[Website and app data records]

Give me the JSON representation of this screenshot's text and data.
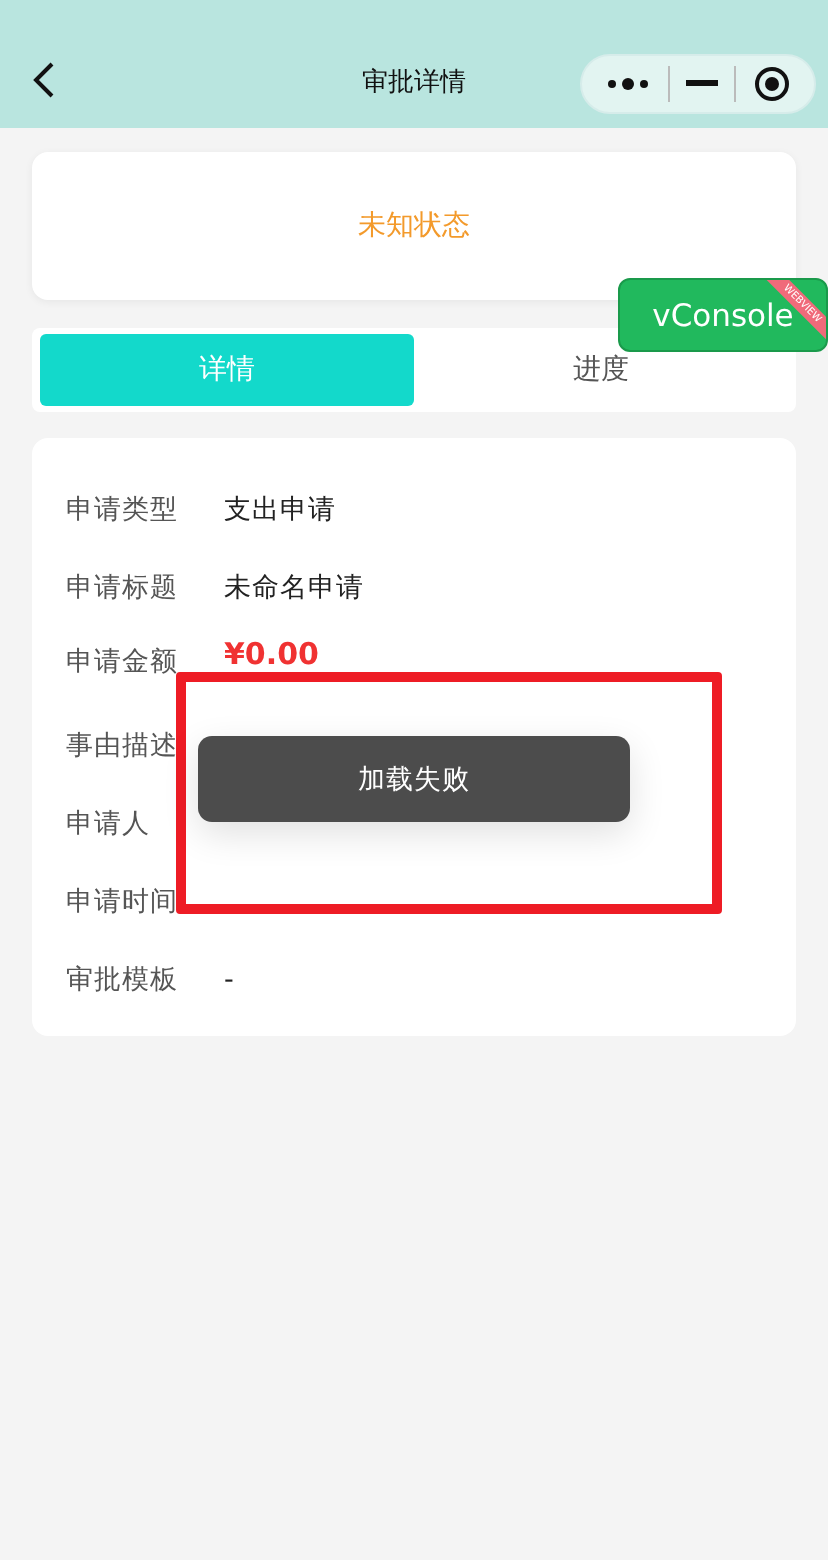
{
  "nav": {
    "title": "审批详情"
  },
  "status": {
    "text": "未知状态"
  },
  "tabs": [
    {
      "label": "详情",
      "selected": true
    },
    {
      "label": "进度",
      "selected": false
    }
  ],
  "details": [
    {
      "label": "申请类型",
      "value": "支出申请",
      "kind": "text"
    },
    {
      "label": "申请标题",
      "value": "未命名申请",
      "kind": "text"
    },
    {
      "label": "申请金额",
      "value": "¥0.00",
      "kind": "amount"
    },
    {
      "label": "事由描述",
      "kind": "text"
    },
    {
      "label": "申请人",
      "kind": "text"
    },
    {
      "label": "申请时间",
      "kind": "text"
    },
    {
      "label": "审批模板",
      "value": "-",
      "kind": "text"
    }
  ],
  "toast": {
    "text": "加载失败"
  },
  "vconsole": {
    "label": "vConsole",
    "ribbon": "WEBVIEW"
  }
}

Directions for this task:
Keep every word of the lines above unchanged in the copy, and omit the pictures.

Answer area:
Give me the JSON representation of this screenshot's text and data.
{
  "nav": {
    "title": "审批详情"
  },
  "status": {
    "text": "未知状态"
  },
  "tabs": [
    {
      "label": "详情",
      "selected": true
    },
    {
      "label": "进度",
      "selected": false
    }
  ],
  "details": [
    {
      "label": "申请类型",
      "value": "支出申请",
      "kind": "text"
    },
    {
      "label": "申请标题",
      "value": "未命名申请",
      "kind": "text"
    },
    {
      "label": "申请金额",
      "value": "¥0.00",
      "kind": "amount"
    },
    {
      "label": "事由描述",
      "kind": "text"
    },
    {
      "label": "申请人",
      "kind": "text"
    },
    {
      "label": "申请时间",
      "kind": "text"
    },
    {
      "label": "审批模板",
      "value": "-",
      "kind": "text"
    }
  ],
  "toast": {
    "text": "加载失败"
  },
  "vconsole": {
    "label": "vConsole",
    "ribbon": "WEBVIEW"
  }
}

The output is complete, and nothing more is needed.